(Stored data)
::::
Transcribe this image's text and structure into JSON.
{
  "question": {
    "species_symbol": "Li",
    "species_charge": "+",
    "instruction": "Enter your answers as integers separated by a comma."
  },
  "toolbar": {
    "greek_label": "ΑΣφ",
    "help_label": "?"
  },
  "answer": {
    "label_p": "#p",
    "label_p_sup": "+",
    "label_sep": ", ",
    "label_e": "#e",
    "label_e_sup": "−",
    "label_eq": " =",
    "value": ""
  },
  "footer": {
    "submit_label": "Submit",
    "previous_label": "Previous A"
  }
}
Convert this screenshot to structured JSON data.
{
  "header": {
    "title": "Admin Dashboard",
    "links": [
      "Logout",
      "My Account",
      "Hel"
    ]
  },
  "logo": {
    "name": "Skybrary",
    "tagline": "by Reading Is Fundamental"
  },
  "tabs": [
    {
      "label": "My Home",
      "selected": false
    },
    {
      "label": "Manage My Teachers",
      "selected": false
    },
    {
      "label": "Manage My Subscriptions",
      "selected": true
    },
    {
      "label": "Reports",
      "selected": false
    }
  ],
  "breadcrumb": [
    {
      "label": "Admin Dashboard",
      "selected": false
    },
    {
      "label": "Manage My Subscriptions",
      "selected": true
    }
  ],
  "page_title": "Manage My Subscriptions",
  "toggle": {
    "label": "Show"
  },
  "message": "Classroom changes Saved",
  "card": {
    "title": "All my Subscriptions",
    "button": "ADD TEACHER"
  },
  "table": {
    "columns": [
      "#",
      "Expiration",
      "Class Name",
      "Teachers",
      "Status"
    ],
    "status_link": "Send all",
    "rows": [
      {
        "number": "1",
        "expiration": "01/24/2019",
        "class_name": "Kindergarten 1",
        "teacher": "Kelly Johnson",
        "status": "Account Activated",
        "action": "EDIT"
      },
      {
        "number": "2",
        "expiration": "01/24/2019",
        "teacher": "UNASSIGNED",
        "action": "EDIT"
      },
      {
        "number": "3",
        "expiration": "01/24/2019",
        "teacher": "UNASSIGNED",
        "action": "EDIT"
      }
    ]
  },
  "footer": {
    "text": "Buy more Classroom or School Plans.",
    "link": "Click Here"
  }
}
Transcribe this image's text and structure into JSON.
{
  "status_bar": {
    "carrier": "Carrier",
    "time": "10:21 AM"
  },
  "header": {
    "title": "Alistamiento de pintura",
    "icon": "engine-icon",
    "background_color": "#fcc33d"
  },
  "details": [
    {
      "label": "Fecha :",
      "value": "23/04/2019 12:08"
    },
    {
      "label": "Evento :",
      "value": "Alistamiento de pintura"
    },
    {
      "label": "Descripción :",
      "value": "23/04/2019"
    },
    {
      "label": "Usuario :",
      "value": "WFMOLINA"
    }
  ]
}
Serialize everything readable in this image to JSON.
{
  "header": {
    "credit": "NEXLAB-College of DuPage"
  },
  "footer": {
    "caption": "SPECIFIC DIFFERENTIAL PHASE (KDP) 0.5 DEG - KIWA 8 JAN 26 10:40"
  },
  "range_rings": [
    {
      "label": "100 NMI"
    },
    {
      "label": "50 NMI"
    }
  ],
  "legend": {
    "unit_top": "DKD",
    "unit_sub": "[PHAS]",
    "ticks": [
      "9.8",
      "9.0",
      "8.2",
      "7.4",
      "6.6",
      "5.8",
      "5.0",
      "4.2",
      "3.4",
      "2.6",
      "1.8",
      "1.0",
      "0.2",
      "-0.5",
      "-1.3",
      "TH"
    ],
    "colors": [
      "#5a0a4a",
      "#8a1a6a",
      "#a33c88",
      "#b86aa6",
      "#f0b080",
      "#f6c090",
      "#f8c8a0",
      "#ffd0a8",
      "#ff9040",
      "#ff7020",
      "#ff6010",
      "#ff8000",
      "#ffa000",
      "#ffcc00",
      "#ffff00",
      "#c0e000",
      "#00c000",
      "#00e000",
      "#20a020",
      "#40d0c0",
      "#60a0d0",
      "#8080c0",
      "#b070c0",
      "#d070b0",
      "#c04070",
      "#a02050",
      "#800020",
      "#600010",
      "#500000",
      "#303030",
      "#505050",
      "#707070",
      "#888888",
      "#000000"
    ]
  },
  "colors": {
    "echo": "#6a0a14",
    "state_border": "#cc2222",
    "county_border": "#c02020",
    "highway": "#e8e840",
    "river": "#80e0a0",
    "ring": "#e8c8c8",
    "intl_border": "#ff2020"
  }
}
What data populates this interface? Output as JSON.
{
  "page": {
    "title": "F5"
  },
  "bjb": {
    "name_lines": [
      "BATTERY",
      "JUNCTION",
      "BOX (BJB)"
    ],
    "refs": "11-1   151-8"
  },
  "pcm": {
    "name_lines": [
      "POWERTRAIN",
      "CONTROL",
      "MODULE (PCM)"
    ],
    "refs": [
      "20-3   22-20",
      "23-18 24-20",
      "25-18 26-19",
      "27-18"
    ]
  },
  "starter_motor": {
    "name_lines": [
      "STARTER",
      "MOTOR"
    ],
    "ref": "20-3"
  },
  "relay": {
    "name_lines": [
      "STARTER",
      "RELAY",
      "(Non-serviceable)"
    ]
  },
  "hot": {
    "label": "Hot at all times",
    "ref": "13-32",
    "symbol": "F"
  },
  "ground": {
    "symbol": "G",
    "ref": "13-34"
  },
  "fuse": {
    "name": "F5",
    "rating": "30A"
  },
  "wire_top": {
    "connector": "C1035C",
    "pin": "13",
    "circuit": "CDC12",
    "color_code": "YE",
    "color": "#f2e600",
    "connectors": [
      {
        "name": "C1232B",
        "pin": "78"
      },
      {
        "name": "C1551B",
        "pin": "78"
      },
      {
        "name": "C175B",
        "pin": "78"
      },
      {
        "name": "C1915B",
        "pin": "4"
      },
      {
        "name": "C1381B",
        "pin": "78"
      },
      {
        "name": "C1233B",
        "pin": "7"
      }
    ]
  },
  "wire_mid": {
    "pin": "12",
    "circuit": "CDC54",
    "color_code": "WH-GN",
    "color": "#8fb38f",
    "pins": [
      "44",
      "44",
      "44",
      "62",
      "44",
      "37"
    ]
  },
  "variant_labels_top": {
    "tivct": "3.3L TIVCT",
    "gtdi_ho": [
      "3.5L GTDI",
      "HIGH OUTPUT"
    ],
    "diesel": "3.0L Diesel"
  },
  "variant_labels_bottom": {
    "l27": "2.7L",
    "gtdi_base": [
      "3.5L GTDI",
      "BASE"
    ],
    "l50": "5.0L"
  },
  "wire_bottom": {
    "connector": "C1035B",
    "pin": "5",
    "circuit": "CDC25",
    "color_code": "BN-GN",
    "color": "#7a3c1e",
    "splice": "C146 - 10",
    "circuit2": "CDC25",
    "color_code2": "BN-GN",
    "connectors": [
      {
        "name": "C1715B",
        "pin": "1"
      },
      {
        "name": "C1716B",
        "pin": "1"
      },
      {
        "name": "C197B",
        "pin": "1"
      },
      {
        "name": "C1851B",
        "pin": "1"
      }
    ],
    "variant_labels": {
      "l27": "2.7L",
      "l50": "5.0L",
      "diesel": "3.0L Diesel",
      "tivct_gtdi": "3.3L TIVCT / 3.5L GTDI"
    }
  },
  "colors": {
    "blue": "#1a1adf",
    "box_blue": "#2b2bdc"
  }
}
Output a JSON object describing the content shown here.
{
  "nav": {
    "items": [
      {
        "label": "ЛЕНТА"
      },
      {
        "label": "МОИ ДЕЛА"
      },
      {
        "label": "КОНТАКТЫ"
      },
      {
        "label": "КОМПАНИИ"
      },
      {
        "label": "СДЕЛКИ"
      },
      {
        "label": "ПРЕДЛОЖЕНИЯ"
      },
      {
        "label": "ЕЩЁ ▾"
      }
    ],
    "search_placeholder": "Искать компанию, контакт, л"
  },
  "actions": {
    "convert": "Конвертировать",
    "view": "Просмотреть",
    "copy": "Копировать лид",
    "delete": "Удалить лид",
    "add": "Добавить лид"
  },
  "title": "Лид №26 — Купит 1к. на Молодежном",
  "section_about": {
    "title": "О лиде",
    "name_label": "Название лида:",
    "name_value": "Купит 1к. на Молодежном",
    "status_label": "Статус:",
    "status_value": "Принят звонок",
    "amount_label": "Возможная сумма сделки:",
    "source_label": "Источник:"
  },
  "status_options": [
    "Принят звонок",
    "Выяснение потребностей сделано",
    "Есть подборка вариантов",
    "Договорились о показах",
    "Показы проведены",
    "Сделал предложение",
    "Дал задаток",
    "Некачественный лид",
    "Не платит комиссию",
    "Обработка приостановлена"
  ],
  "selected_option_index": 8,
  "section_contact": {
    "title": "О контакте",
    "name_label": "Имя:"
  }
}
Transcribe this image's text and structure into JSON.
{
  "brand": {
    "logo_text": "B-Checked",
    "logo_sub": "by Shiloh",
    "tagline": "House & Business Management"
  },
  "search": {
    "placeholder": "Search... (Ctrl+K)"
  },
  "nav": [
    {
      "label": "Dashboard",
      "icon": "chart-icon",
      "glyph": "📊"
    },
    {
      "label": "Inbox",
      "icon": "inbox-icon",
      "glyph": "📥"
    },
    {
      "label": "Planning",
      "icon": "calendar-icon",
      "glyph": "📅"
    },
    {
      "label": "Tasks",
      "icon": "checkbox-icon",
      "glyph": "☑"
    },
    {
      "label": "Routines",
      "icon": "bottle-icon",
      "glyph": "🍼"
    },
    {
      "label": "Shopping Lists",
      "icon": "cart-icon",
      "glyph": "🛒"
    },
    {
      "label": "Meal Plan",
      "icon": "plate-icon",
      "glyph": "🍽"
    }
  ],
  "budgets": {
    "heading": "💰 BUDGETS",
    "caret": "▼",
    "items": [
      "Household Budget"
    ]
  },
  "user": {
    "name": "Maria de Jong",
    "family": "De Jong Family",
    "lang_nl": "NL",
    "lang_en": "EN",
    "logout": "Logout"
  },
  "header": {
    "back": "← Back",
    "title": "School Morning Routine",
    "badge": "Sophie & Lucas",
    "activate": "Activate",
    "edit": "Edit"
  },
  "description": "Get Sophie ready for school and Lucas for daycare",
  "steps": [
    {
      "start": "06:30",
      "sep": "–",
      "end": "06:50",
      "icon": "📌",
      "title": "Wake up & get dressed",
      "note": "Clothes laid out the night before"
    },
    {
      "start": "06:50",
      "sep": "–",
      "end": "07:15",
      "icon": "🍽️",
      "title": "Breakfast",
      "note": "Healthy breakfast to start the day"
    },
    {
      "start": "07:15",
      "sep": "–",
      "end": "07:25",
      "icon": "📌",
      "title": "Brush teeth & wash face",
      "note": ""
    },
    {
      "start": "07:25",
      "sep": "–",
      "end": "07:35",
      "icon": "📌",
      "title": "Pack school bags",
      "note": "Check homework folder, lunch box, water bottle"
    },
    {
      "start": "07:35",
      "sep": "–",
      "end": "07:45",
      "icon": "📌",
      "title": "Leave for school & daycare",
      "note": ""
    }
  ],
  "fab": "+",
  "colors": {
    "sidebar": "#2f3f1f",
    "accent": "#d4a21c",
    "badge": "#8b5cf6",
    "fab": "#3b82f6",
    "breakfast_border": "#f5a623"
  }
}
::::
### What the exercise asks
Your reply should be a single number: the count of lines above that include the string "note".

### Exercise answer
5